Was Western involvement in the so-called color revolutions in the post-Soviet space simply idealistic democracy promotion or rather a mere expansion of the West’s sphere of influence? That was one of the questions raised by the project, “Hypocrisy, Anti-Hypocrisy and International Order: The Dilemmas of Liberal Power in the 21st Century,” initiated by the CLS with the support of the Robert Bosch Stiftung and Charles Stewart Mott Foundation, which addressed not only the West’s alleged policy of double standards but also criticism of the West’s hypocrisy as an ideological basis for attacking the postwar liberal order.
The post-Cold War version of the liberal order was characterized by four basic assumptions, none of which were, until recently, contested by the major powers, notes Krastev, a regular contributor to the National Endowment for Democracy’s Journal of Democracy:
- free trade is beneficial and economic interdependence is a source of security;
- individuals have rights simply by the fact of being human;
- democracy is as distinctive a feature of our world as air travel and the Internet;

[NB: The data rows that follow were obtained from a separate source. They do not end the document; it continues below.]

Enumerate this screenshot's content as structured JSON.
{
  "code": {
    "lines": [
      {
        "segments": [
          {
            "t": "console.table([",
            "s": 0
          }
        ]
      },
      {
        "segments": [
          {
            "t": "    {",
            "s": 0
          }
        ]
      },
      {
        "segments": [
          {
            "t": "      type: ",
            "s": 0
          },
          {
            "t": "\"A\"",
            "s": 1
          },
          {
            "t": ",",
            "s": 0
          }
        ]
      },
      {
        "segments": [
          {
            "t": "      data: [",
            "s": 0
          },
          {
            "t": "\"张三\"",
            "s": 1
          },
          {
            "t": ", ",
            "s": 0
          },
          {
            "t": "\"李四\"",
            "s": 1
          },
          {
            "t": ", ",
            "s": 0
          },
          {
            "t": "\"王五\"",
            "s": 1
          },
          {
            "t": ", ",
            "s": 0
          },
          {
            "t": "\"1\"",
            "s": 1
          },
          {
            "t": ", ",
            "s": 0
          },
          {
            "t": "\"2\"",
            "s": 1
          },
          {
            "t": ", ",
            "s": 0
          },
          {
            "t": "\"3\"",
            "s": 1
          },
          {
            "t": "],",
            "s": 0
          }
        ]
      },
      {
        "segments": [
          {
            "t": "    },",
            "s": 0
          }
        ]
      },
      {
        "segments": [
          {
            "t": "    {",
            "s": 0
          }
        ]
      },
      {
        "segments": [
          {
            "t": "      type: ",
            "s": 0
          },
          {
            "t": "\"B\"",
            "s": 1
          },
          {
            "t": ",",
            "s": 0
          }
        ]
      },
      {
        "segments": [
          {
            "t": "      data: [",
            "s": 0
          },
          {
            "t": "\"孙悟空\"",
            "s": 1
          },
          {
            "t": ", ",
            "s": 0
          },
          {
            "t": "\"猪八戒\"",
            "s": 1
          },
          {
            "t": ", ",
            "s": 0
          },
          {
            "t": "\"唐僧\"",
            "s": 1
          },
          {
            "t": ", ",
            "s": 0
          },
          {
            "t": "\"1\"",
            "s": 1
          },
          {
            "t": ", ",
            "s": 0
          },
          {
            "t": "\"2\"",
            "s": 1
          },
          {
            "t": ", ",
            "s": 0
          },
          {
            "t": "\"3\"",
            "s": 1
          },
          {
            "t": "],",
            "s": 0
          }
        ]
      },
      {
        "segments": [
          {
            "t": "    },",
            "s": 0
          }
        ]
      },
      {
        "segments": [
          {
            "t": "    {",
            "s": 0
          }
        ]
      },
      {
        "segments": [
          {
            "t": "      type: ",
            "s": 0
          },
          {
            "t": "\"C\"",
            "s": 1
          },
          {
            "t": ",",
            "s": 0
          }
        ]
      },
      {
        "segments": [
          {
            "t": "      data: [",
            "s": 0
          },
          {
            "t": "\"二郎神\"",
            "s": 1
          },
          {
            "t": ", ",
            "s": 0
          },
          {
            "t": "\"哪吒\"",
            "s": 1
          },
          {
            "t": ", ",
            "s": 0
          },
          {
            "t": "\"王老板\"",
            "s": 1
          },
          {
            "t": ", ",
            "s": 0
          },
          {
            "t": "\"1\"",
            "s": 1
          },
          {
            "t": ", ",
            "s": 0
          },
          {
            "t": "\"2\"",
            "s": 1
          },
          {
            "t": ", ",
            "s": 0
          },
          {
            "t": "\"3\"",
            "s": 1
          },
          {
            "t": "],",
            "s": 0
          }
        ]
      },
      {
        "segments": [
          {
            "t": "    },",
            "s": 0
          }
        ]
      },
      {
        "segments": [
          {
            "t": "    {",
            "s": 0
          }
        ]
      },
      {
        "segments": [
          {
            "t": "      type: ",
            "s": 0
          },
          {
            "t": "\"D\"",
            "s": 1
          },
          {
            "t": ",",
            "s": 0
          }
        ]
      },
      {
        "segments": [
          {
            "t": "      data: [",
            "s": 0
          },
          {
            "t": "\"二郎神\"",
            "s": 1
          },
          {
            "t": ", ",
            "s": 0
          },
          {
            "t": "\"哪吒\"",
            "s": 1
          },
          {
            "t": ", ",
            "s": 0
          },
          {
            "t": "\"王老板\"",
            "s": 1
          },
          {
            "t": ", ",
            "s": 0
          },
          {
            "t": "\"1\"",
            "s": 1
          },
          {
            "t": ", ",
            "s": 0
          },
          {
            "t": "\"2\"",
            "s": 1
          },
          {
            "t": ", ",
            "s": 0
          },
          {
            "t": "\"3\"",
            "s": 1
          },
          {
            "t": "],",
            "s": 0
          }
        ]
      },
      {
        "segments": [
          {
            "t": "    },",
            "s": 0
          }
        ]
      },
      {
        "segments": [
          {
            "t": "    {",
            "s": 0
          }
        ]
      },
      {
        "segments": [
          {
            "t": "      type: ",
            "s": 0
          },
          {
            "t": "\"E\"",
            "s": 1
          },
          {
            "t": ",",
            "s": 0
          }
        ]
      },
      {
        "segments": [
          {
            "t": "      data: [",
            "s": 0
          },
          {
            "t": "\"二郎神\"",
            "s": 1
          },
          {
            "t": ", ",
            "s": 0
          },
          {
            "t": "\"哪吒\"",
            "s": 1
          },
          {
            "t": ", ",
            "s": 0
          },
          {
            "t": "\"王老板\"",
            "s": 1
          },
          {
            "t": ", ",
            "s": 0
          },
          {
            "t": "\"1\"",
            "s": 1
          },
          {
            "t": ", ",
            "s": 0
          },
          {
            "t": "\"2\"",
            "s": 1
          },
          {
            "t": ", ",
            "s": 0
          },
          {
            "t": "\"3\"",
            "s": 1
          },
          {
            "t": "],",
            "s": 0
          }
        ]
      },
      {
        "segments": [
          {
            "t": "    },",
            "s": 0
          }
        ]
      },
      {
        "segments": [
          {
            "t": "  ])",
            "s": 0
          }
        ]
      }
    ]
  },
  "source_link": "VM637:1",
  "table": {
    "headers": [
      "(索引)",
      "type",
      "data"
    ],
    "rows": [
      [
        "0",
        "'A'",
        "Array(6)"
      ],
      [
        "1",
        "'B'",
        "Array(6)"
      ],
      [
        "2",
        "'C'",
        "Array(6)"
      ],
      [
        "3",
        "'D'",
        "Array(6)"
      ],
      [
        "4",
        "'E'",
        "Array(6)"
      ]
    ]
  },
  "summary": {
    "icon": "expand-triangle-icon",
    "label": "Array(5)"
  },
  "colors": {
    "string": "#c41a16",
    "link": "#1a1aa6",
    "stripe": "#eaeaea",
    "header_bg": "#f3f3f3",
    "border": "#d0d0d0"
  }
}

- existing international institutions provide a functional framework for resolving disputes about trade and politics without the use of force.
All those four assumptions are now in question. They have been challenged intellectually and politically by states within and outside the West, he adds.
While Greeks and Turks are mostly outraged by the selective nature of West’s interference in defense of democracy or the EU’s financial rules, the Kremlin resents the West’s use of liberal rhetoric for cover of its geopolitical interests. With the passing of time both Moscow and Ankara have challenged the very claim of the West to present a universal norm that others should follow, Krastev observes:
The hypocrisy of Western leaders, lecturing the world about high-minded values while
actually being motivated by selfish geopolitical interests, has become one of Russia’s
gnawing obsessions. The so-called “liberal international order,” in Moscow’s view, was
nothing nobler than a projection of America’s will to dominate the world. Western
universalism was just a false front for Western particularism. America, in particular,
disguised the enlargement of its sphere of influence as an expansion of the frontiers of
freedom. What the West celebrated as popular democratic revolutions were simply
Western-sponsored coups d’état.
“While anti-hypocrisy rhetoric has its legitimate arguments,” Krastev concedes, one of the project’s major findings is “that the weaponization of anti-hypocrisy rhetoric is partially responsible for the current miserable state of international affairs.”
“There is a sharp distinction between exposing hypocrisy to uphold a value (what we saw in Greece) and exposing hypocrisy to destroy a value (what we saw in Russia),” he concludes. RTWT